- New C-Class estate arrives in UK in September with three engines
- Boot now 490 or 1,510 litres with 40/20/40 split fold
- More technology and more efficient than before
We’ve already driven the new Mercedes C-Class saloon, but now Mercedes has unveiled an Estate version which builds on the practicality, technology, efficiency and style of its predecessor. The firm’s hoping it builds on that car’s 33,000 UK sales figure too.
This is not an out and out load-lugger; the press release buzzwords include multifaceted, modern and lifestyle throughout, which is reflected in the 490-litre load space behind the seats. That’s five litres larger than before, while the headline 1,510-litre number is up 10 litres over the C-Class Estate that came before.
The rear seat now splits in a 40/20/40 configuration as standard, allowing you to juggle between passengers and cargo to your heart’s content. If you tick the right option boxes the backrests can be lowered electrically; a simple wave of your foot underneath the rear bumper will send the tailgate gliding skyward.
It’s not all about cargo with the new C-Class estate though, as an 80mm increase in wheelbase from before liberates another 45mm of legroom for those on the rear bench.
The rest of the cabin is lifted lock-stock from the new C-Class saloon, which is a very good thing indeed thanks to its flowing lines and innovative touchpad controller. Mimicking the familiar gestures of a smartphone to control the infotainment system the control surface is built into an elegant metal support on the centre console. Intuitive and quick to react, in the saloon it’s a real highlight of the segment.
The impressive infotainment system is bolstered by the firm’s FrontBass sound system which places the low-frequency speakers in the chassis structure for improved sound quality, and for true audiophiles there’s an optional Burmester system.
Passengers are just as well catered for by the navigation system as the driver, thanks to a drive show which displays journey images and information like on an airliner, while the GPS also recognises when the car is in a tunnel and changes the air recirculation function on the climate control accordingly. Like many of its rivals the C-Class Estate will also offer live traffic information and wi-fi hotspot for Internet usage when stationary.
A new head-up display also features on the C-Class Estate and can project the vehicle’s speed, posted speed limits, navigation instructions and cruise control information onto the base of the windscreen.
Almost all of the new assistance systems from the new S-Class make an appearance here as well, and the C-Class estate is fitted with Attention Assist to monitor driver drowsiness as well as Collision Prevention Assist Plus. The latter uses the Adaptive Brake System for autonomous braking at speeds between four and 65mph to help reduce or even avoid rear end impacts (up to 25mph) when the driver fails to respond to an unexpected object in front of them.

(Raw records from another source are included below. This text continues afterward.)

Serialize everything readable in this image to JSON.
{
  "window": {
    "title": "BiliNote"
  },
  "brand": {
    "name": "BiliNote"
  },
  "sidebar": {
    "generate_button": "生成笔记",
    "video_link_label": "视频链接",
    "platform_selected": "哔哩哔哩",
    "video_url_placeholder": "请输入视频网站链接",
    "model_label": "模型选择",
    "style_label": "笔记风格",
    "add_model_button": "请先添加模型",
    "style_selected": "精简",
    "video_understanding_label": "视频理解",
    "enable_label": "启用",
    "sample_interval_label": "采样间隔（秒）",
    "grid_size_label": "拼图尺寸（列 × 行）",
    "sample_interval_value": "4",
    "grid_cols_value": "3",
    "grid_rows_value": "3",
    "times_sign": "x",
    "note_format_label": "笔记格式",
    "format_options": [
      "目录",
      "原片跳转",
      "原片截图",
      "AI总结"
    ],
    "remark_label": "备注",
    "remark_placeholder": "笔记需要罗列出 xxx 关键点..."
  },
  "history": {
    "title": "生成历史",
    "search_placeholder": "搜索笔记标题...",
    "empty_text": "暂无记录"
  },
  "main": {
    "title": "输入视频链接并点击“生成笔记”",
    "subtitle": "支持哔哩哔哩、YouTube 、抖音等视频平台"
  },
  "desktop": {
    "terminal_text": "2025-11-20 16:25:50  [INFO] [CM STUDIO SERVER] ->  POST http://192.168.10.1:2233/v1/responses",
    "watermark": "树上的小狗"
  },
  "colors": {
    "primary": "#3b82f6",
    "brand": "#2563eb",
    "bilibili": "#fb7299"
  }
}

The system is so advanced that with Distronic Plus, Steering Assist and Stop & Go Pilot it can actually follow vehicles in a tailback situation without any steering, throttle or brake input from the driver while maintaining its position within the lines of the road and a safe distance from the car in front. In the event it all goes wrong there are a multitude of airbags to take care of occupants, including one for the driver’s knees and an optimised window airbag.
Active Parking Assist, which slots the C-Class Estate into a parking space itself is an option, as is Adaptive High Beam Plus which allows full beam headlights to remain on permanently by masking out any offending beam that would dazzle those being followed or driving towards the C-Class Estate.
Thanks to extensive use of aluminium the new C-Class Estate weighs around 65Kg less than before, resulting in better performance from the three engines available at launch – two diesel and one petrol.
The diesel options are the C220 BlueTEC with 167bhp, followed by the 201bhp C250 BlueTEC, while petrol-lovers will initially have to make do with the 181bhp C200. Expect more engines, including the C300 BlueTEC Hybrid to arrive in 2015.
There’s an all-new suspension set-up to take advantage of the performance on offer too, with a four-link front axle and the choice of two steel-suspension set-ups (including a Sport version) as well Airmatic Air suspension with self-levelling all-round (rather than just on the rear).
Drivers wanting even more personalisation can choose a driving mode that includes Comfort, Eco, Sport and Sport+ which will alter the steering, throttle and gearbox responses – an individual mode allows them to fine tune the parameters further.
Regardless of which model you choose from – we’ll have SE, Sport and AMG trims here in the UK – you’ll enjoy the benefits of the firm’s Electromechanical Direct-Steer steering system which offers speed-sensitive assistance and a ratio that changes as you add lock.
The new Mercedes C-Class Estate will arrive in the UK in September, priced around £1,200 more than the equivalent saloon model at approximately £30,500 for the C220 BlueTEC and £28,000 for the C200 Petrol. We’ll be driving it soon so check back before then for a full Parkers Mercedes C-Class Estate review.